The patient air shipper should be clearly labeled with “This Side Up” stickers showing the proper orientation of the container.
1. Jones T: Suspending “Mrs. Stone (Alcor patient #1206). Cryonics 1994, 15(3):9-13.
2. Quaife A: Personal Communication re: cryopreservation of Mary DeMarr. In. Edited by Darwin M. Berkley, CA; 1973.
3. Jone T: The cryopreservation of Jim Glennie. Cryonics 1992, 13(9):10-13.
4. Platt C, de Wolf, A, Wasserlauf, J.: Ice Melting Time in a Patient Shipment Container. In.: Suspended Animation, Inc.
5. Darwin M, Leaf, JD, Hixon, H.: Case report: neuropreservation of Alcor patient A-1068. 1 of 2. Cryonics 1986, 7(2):17-32.
6. Darwin M, : Unpublished case report of Alcor Life Extension Foundation patient A-1036. In.; 1988.
7. Darwin M: Unpublished case report of Alcor Life Extension Foundation patient A-1410, . 1992.
8. Henson H: The Transport of patient A-1312. . Cryonics 1992, 13(2):18-24.
9. Fahy G: Polyglycerol compositions for the protection of living systems from states of reduced metabolism. In. Edited by Office USP. USA; 2009.

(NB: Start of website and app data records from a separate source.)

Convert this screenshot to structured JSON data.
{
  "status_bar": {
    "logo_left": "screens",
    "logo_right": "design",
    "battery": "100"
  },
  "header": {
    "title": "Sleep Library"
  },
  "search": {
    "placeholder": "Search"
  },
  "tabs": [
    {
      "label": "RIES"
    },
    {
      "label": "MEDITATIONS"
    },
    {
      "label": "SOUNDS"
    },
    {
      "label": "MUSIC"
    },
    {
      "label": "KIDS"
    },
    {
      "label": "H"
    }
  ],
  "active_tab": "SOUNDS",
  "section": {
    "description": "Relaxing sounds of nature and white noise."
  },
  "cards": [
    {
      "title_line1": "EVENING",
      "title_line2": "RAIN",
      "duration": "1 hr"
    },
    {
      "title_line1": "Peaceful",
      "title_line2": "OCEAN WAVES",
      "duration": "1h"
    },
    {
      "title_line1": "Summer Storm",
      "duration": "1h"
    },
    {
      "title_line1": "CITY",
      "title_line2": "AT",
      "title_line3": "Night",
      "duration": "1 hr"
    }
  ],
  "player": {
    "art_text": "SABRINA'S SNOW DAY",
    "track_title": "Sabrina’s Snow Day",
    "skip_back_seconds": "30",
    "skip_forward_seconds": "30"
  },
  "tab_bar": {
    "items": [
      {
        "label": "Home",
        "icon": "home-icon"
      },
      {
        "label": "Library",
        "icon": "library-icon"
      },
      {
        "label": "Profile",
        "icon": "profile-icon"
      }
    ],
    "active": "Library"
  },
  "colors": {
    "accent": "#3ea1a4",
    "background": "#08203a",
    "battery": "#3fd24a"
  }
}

10. Fahy G, Wang, TC.: Extended Organ Presrvation. In: World Intellectual Property Organization. Edited by Organization WIP, vol. PCT/US2005/021472. USA; 2004.
 A well insulated container is one which has at least 2” of EPS or ½” of of RMax R-MattePlus-3(R value = 3.2) foil backed polyurethane foam insulation